+++ Given data

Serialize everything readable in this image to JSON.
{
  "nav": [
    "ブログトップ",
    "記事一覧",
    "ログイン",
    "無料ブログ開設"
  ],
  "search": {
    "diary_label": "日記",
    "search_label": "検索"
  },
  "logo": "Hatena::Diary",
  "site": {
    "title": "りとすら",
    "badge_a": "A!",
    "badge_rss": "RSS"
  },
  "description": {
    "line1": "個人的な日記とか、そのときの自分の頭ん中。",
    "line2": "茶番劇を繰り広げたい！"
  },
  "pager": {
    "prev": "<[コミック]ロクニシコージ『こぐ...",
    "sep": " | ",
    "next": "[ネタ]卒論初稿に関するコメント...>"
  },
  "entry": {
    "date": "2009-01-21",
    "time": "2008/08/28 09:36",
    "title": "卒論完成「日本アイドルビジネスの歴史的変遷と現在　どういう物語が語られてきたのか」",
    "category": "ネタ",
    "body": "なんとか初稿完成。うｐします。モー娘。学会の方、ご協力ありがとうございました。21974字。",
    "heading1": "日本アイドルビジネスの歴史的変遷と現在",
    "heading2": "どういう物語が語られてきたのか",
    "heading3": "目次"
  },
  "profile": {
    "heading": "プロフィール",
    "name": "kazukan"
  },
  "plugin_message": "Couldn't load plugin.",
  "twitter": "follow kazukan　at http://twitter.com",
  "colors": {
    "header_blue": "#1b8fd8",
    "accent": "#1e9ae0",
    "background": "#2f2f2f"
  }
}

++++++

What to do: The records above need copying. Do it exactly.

Reply to the exercise:
Serialize everything readable in this image to JSON.
{
  "nav": [
    "ブログトップ",
    "記事一覧",
    "ログイン",
    "無料ブログ開設"
  ],
  "search": {
    "diary_label": "日記",
    "search_label": "検索"
  },
  "logo": "Hatena::Diary",
  "site": {
    "title": "りとすら",
    "badge_a": "A!",
    "badge_rss": "RSS"
  },
  "description": {
    "line1": "個人的な日記とか、そのときの自分の頭ん中。",
    "line2": "茶番劇を繰り広げたい！"
  },
  "pager": {
    "prev": "<[コミック]ロクニシコージ『こぐ...",
    "sep": " | ",
    "next": "[ネタ]卒論初稿に関するコメント...>"
  },
  "entry": {
    "date": "2009-01-21",
    "time": "2008/08/28 09:36",
    "title": "卒論完成「日本アイドルビジネスの歴史的変遷と現在　どういう物語が語られてきたのか」",
    "category": "ネタ",
    "body": "なんとか初稿完成。うｐします。モー娘。学会の方、ご協力ありがとうございました。21974字。",
    "heading1": "日本アイドルビジネスの歴史的変遷と現在",
    "heading2": "どういう物語が語られてきたのか",
    "heading3": "目次"
  },
  "profile": {
    "heading": "プロフィール",
    "name": "kazukan"
  },
  "plugin_message": "Couldn't load plugin.",
  "twitter": "follow kazukan　at http://twitter.com",
  "colors": {
    "header_blue": "#1b8fd8",
    "accent": "#1e9ae0",
    "background": "#2f2f2f"
  }
}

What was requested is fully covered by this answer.